Each socket keeps a sliding minimum of the lowest value for the last two minutes. This value is called base_delay, and is used as a baseline, the minimum delay between the hosts. When subtracting the base_delay from the timestamp difference in each packet you get a measurement of the current buffering delay on the socket. This measurement is called our_delay. It has a lot of noise it it, but is used as the driver to determine whether to increase or decrease the send window (which controls the send rate).

The CCONTROL_TARGET is the buffering delay that the uTP accepts on the up-link. Currently the delay target is set to 100 ms. off_target is how far the actual measured delay is from the target delay (calculated from CCONTROL_TARGET - our_delay).

The window size in the socket structure specifies the number of bytes we may have in flight (not acked) in total, on the connection. The send rate is directly correlated to this window size. The more bytes in flight, the faster send rate. In the code, the window size is called max_window. Its size is controlled, roughly, by the following expression:

delay_factor = off_target / CCONTROL_TARGET;
window_factor = outstanding_packet / max_window;
scaled_gain = MAX_CWND_INCREASE_PACKETS_PER_RTT * delay_factor * window_factor;

Where the first factor scales the off_target to units of target delays.

The scaled_gain is then added to the max_window:

max_window += scaled_gain;

This will make the window smaller if off_target is greater than 0 and grow the window if off target is less than 0.
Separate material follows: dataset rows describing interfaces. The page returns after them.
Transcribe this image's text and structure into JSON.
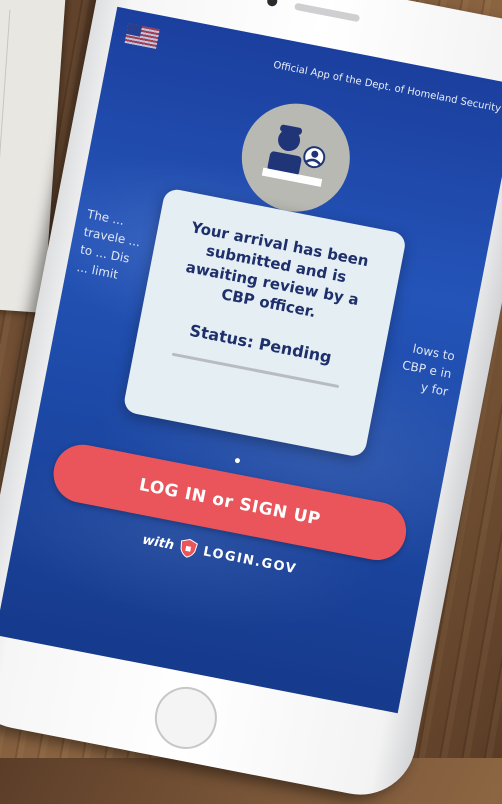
{
  "screen": {
    "official_text": "Official App of the Dept. of Homeland Security",
    "side_left_text": "The ... travele ... to ... Dis ... limit",
    "side_right_text": "lows to CBP e in y for",
    "dialog": {
      "message": "Your arrival has been submitted and is awaiting review by a CBP officer.",
      "status": "Status: Pending"
    },
    "login_button_label": "LOG IN or SIGN UP",
    "with_label": "with",
    "login_gov_label": "LOGIN.GOV"
  },
  "colors": {
    "screen_blue": "#2454b8",
    "button_red": "#e9555a",
    "dialog_bg": "#e4eef3",
    "dialog_text": "#1e2f6b"
  },
  "icons": [
    "us-flag-icon",
    "cbp-officer-emblem-icon",
    "login-gov-shield-icon"
  ]
}
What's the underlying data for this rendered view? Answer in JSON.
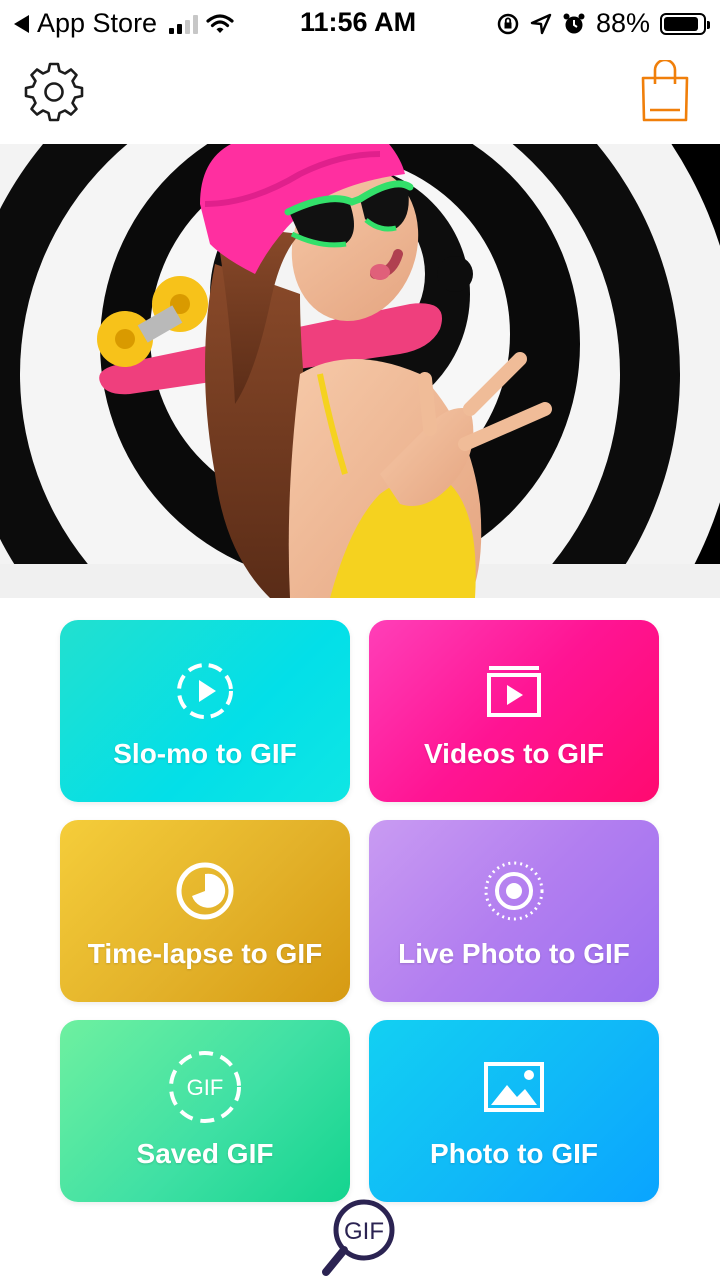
{
  "status_bar": {
    "back_app": "App Store",
    "time": "11:56 AM",
    "battery": "88%",
    "battery_level": 0.88
  },
  "top_bar": {
    "settings_icon": "gear-icon",
    "shop_icon": "shopping-bag-icon",
    "accent_color": "#f07f0a"
  },
  "hero": {
    "image": "woman-with-skateboard-on-spiral-background"
  },
  "tiles": [
    {
      "label": "Slo-mo to GIF",
      "icon": "slowmo-play-icon"
    },
    {
      "label": "Videos to GIF",
      "icon": "video-library-icon"
    },
    {
      "label": "Time-lapse to GIF",
      "icon": "timelapse-icon"
    },
    {
      "label": "Live Photo to GIF",
      "icon": "live-photo-icon"
    },
    {
      "label": "Saved GIF",
      "icon": "saved-gif-icon",
      "icon_text": "GIF"
    },
    {
      "label": "Photo to GIF",
      "icon": "photo-icon"
    }
  ],
  "bottom": {
    "search_icon_text": "GIF",
    "search_icon": "gif-search-icon"
  }
}
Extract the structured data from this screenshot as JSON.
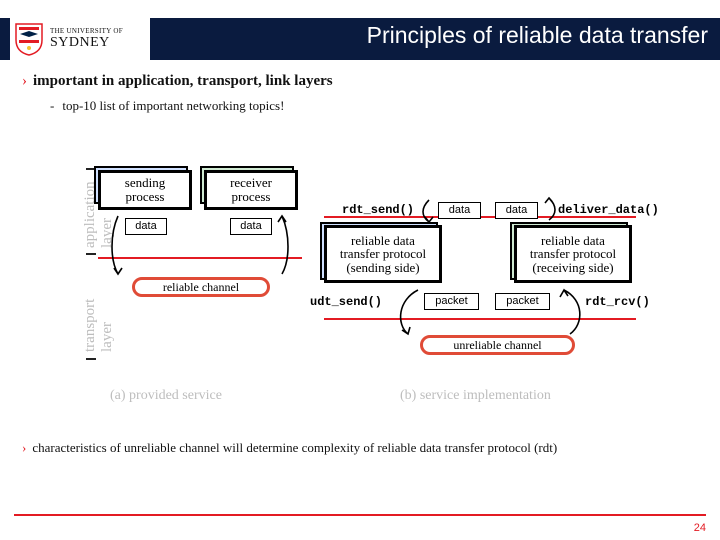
{
  "logo": {
    "small": "THE UNIVERSITY OF",
    "big": "SYDNEY"
  },
  "title": "Principles of reliable data transfer",
  "bullet1": "important in application, transport, link layers",
  "bullet2": "top-10 list of important networking topics!",
  "labels": {
    "app_layer": "application\nlayer",
    "transport_layer": "transport\nlayer",
    "sending_process": "sending\nprocess",
    "receiver_process": "receiver\nprocess",
    "reliable_channel": "reliable channel",
    "unreliable_channel": "unreliable channel",
    "rdt_send_proto": "reliable data\ntransfer protocol\n(sending side)",
    "rdt_recv_proto": "reliable data\ntransfer protocol\n(receiving side)",
    "data": "data",
    "packet": "packet",
    "rdt_send": "rdt_send()",
    "udt_send": "udt_send()",
    "deliver_data": "deliver_data()",
    "rdt_rcv": "rdt_rcv()",
    "caption_a": "(a)  provided service",
    "caption_b": "(b) service implementation"
  },
  "note": "characteristics of unreliable channel will determine complexity of reliable data transfer protocol (rdt)",
  "page": "24"
}
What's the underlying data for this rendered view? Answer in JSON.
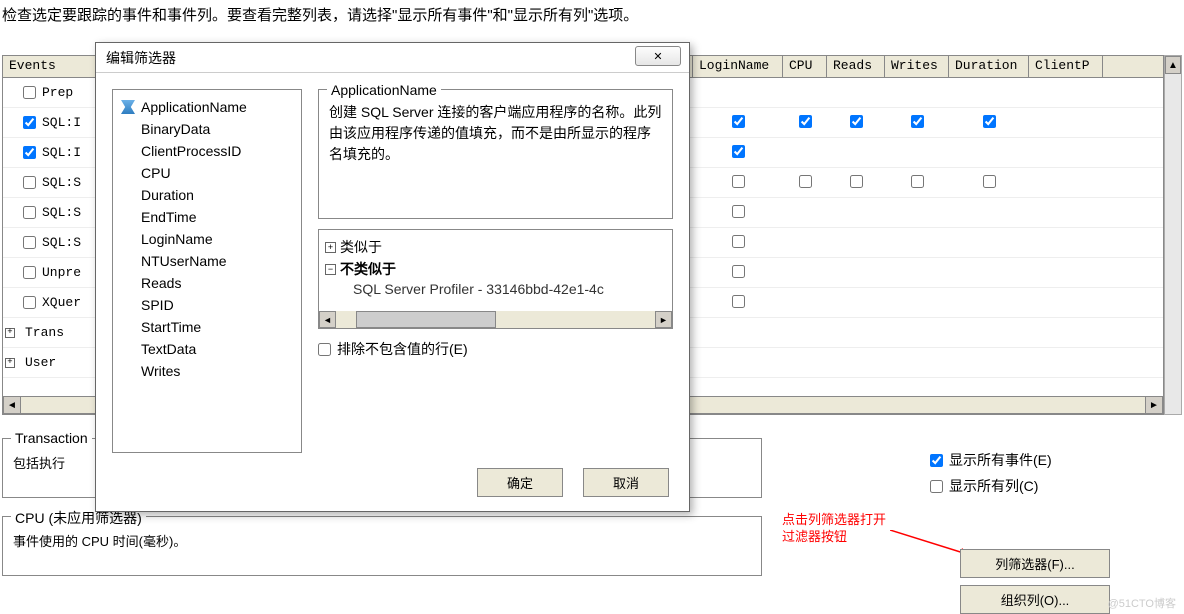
{
  "intro": "检查选定要跟踪的事件和事件列。要查看完整列表，请选择\"显示所有事件\"和\"显示所有列\"选项。",
  "grid": {
    "headers": {
      "events": "Events",
      "loginname": "LoginName",
      "cpu": "CPU",
      "reads": "Reads",
      "writes": "Writes",
      "duration": "Duration",
      "clientp": "ClientP"
    },
    "rows": [
      {
        "label": "Prep",
        "ev": false,
        "login": null,
        "cpu": null,
        "reads": null,
        "writes": null,
        "dur": null
      },
      {
        "label": "SQL:I",
        "ev": true,
        "login": true,
        "cpu": true,
        "reads": true,
        "writes": true,
        "dur": true
      },
      {
        "label": "SQL:I",
        "ev": true,
        "login": true,
        "cpu": null,
        "reads": null,
        "writes": null,
        "dur": null
      },
      {
        "label": "SQL:S",
        "ev": false,
        "login": false,
        "cpu": false,
        "reads": false,
        "writes": false,
        "dur": false
      },
      {
        "label": "SQL:S",
        "ev": false,
        "login": false,
        "cpu": null,
        "reads": null,
        "writes": null,
        "dur": null
      },
      {
        "label": "SQL:S",
        "ev": false,
        "login": false,
        "cpu": null,
        "reads": null,
        "writes": null,
        "dur": null
      },
      {
        "label": "Unpre",
        "ev": false,
        "login": false,
        "cpu": null,
        "reads": null,
        "writes": null,
        "dur": null
      },
      {
        "label": "XQuer",
        "ev": false,
        "login": false,
        "cpu": null,
        "reads": null,
        "writes": null,
        "dur": null
      },
      {
        "label": "Trans",
        "ev": null,
        "expand": true,
        "login": null
      },
      {
        "label": "User",
        "ev": null,
        "expand": true,
        "login": null
      }
    ]
  },
  "groupboxes": {
    "transactions": {
      "title": "Transaction",
      "body": "包括执行"
    },
    "cpu": {
      "title": "CPU (未应用筛选器)",
      "body": "事件使用的 CPU 时间(毫秒)。"
    }
  },
  "options": {
    "show_all_events": "显示所有事件(E)",
    "show_all_columns": "显示所有列(C)",
    "show_all_events_checked": true,
    "show_all_columns_checked": false
  },
  "buttons": {
    "column_filter": "列筛选器(F)...",
    "organize_columns": "组织列(O)..."
  },
  "annotation": {
    "line1": "点击列筛选器打开",
    "line2": "过滤器按钮"
  },
  "dialog": {
    "title": "编辑筛选器",
    "columns": [
      "ApplicationName",
      "BinaryData",
      "ClientProcessID",
      "CPU",
      "Duration",
      "EndTime",
      "LoginName",
      "NTUserName",
      "Reads",
      "SPID",
      "StartTime",
      "TextData",
      "Writes"
    ],
    "selected_index": 0,
    "description": {
      "title": "ApplicationName",
      "body": "创建 SQL Server 连接的客户端应用程序的名称。此列由该应用程序传递的值填充，而不是由所显示的程序名填充的。"
    },
    "tree": {
      "like": "类似于",
      "not_like": "不类似于",
      "value": "SQL Server Profiler - 33146bbd-42e1-4c"
    },
    "exclude_empty": "排除不包含值的行(E)",
    "exclude_checked": false,
    "ok": "确定",
    "cancel": "取消"
  },
  "watermark": "@51CTO博客"
}
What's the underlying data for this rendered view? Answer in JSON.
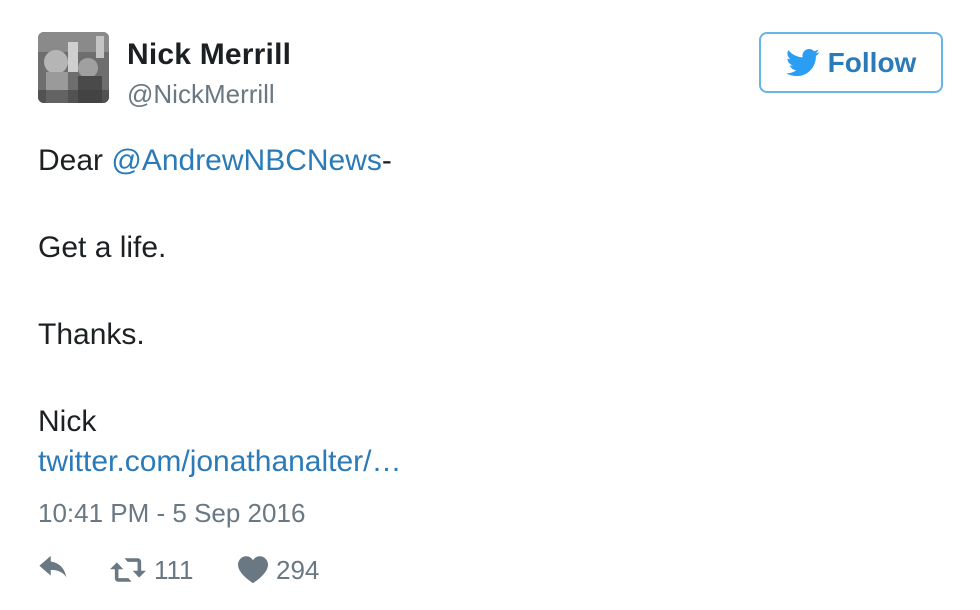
{
  "user": {
    "display_name": "Nick Merrill",
    "handle": "@NickMerrill"
  },
  "follow_button": {
    "label": "Follow",
    "icon": "twitter-bird-icon",
    "border_color": "#66b5e7",
    "text_color": "#2b7bb9"
  },
  "tweet": {
    "greeting": "Dear ",
    "mention": "@AndrewNBCNews",
    "greeting_suffix": "-",
    "line2": "Get a life.",
    "line3": "Thanks.",
    "line4": "Nick",
    "link": "twitter.com/jonathanalter/…"
  },
  "timestamp": "10:41 PM - 5 Sep 2016",
  "actions": {
    "reply_icon": "reply-icon",
    "retweet_icon": "retweet-icon",
    "retweet_count": "111",
    "like_icon": "heart-icon",
    "like_count": "294"
  },
  "colors": {
    "link": "#2b7bb9",
    "muted": "#697882",
    "text": "#1c2022"
  }
}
If max_window becomes less than 0, it is set to 0. A window size of zero means that the socket may not send any packets. In this state, the socket will trigger a timeout and force the window size to one packet size, and send one packet. See the section on timeouts for more information.